As it sometimes goes in a race, my best miles were right before my worst. Towards the south-most part of the course, we turned onto a newly paved out and back and it just felt like heaven. I was floating along, could see the remainder of the women’s field and had a fleeting (silly rabbit…) thought that I might be able to close the last 3 miles quickly. I went through 8.9 miles in 58:13 (6:32). As we turned back onto the main road and made the turn towards home, however, that fleeting thought quickly faded.

South Part of the Race Course

15K to Finish

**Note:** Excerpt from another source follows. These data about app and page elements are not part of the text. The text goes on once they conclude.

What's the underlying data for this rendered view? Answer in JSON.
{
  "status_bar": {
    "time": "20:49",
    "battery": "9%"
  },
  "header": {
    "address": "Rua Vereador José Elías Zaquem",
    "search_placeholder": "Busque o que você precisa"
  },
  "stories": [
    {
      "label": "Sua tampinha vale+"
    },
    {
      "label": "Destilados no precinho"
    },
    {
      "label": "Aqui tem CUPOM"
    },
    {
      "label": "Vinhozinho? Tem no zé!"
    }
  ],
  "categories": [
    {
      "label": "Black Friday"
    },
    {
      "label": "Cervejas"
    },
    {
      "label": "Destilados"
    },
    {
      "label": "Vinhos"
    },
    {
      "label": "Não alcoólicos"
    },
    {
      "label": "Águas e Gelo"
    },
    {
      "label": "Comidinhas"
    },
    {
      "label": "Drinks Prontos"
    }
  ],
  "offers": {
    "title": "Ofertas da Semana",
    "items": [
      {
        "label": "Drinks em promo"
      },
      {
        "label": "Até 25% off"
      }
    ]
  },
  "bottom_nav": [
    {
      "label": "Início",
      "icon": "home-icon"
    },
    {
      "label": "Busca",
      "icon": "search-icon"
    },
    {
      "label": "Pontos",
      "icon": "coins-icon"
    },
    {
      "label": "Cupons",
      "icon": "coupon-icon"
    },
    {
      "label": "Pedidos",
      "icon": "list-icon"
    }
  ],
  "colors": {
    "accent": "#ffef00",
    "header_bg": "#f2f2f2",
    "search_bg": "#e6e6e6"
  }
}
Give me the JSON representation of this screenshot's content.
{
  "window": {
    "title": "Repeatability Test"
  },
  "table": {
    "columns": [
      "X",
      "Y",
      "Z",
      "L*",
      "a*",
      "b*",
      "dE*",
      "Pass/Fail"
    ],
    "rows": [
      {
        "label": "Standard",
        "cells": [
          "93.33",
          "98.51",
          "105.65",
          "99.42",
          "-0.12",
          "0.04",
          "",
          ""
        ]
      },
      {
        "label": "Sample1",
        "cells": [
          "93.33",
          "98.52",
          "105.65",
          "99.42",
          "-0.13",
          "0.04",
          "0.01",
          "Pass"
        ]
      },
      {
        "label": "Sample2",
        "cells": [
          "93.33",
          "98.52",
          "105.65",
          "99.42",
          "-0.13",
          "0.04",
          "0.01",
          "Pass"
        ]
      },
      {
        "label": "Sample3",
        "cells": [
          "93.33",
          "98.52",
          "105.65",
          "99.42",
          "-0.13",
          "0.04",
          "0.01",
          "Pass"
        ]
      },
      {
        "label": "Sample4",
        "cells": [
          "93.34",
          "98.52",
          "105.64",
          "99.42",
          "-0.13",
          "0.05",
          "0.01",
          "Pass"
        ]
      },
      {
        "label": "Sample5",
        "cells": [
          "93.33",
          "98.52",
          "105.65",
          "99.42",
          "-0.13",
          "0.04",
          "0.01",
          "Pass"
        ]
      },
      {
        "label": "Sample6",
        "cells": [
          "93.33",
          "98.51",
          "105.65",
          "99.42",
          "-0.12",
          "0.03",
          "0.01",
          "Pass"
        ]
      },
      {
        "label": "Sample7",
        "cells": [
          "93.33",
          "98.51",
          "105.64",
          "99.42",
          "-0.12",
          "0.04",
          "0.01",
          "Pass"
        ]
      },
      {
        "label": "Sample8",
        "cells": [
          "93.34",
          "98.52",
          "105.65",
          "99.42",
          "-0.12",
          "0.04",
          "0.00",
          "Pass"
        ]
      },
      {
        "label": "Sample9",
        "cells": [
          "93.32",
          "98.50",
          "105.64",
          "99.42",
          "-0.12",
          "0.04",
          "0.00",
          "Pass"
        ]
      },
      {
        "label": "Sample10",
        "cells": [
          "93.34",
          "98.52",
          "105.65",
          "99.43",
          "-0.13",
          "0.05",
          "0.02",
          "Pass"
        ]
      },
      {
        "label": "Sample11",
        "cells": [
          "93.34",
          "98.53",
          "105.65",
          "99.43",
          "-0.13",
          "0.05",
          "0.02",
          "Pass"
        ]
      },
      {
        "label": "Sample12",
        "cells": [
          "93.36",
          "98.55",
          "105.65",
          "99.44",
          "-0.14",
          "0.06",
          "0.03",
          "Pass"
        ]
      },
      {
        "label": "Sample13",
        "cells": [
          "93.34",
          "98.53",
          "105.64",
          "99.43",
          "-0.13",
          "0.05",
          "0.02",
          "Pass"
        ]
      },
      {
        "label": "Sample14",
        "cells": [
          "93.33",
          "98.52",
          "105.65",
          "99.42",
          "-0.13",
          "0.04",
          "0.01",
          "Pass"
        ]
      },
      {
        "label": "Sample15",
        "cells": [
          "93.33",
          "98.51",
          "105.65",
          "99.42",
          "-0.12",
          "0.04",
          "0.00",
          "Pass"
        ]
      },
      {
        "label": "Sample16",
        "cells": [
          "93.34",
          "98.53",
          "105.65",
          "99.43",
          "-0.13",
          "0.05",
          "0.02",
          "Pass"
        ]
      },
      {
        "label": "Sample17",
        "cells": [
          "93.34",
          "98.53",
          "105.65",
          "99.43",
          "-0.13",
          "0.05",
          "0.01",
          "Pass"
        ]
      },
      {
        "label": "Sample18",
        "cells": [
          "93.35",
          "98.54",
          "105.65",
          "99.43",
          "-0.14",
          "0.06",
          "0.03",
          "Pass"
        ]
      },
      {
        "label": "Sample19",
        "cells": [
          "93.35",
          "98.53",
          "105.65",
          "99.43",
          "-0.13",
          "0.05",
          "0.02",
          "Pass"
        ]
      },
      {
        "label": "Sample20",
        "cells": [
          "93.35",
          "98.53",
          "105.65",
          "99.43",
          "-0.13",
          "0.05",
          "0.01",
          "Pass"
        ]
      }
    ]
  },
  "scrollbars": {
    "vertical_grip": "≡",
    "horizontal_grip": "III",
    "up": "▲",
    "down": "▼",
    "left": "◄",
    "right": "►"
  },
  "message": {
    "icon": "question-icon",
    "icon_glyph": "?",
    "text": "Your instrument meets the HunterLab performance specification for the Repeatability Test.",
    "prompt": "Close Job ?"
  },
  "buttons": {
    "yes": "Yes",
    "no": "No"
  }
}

We connected with the Lakefront Path and started dodging 10K runners and in a final insult to my focus/stride, went through the MOST bizarre race feature I’ve ever experienced: a long tunnel that was blacked out with flashing strobe lights. I’m sure some people thought it was fun, but for me, I couldn’t see my footing and slowed to a jog as I tried not to trip over a) my feet and b) 10K runners. By the time we came out of the tunnel, I was all but done. I tried to gear up and felt like I was crawling. The finish had a great, long straightaway that would have been great for a strong finish but I didn’t have much strong left. I crossed in 1:26:48, which means my last few miles were barely under 7 minute pace. Yikes.

After the finish, I waited for McKenna to finish and we went for a brief cooldown. By the time I got back to my car, the skies opened up with an epic Midwestern thunderstorm and I headed south to Lexington through scary driving conditions.

Thoughts:

The good news is that I am apparently quite comfortable at 6:38 pace as I’ve landed there in almost all my races and workouts lately. This suggests good general fitness and a solid base from which to begin fall training. The bad news is that I am lacking any top gears, which makes sense since most of my training has been unstructured at best. As I said in my training week review yesterday, these last two rotations have been my priority (as they should be), but I’m looking forward to the opportunity to tighten down on my training and incorporate more interval work as I go into the fall. Lesson 3: Speedwork really does make you faster…or at least keeps you from slowing down in the end of a race. 

As always, I am enormously thankful for the support, both official and unofficial, that allows me to continue to run through the various adventures of my life. In this case, the Competitor Group comped my entry for this race (I’m starting to think it’s a curse; anytime they are gracious enough to do this, I race poorly…), Skechers supports me with shoes and gear and Nuun covers my hydration.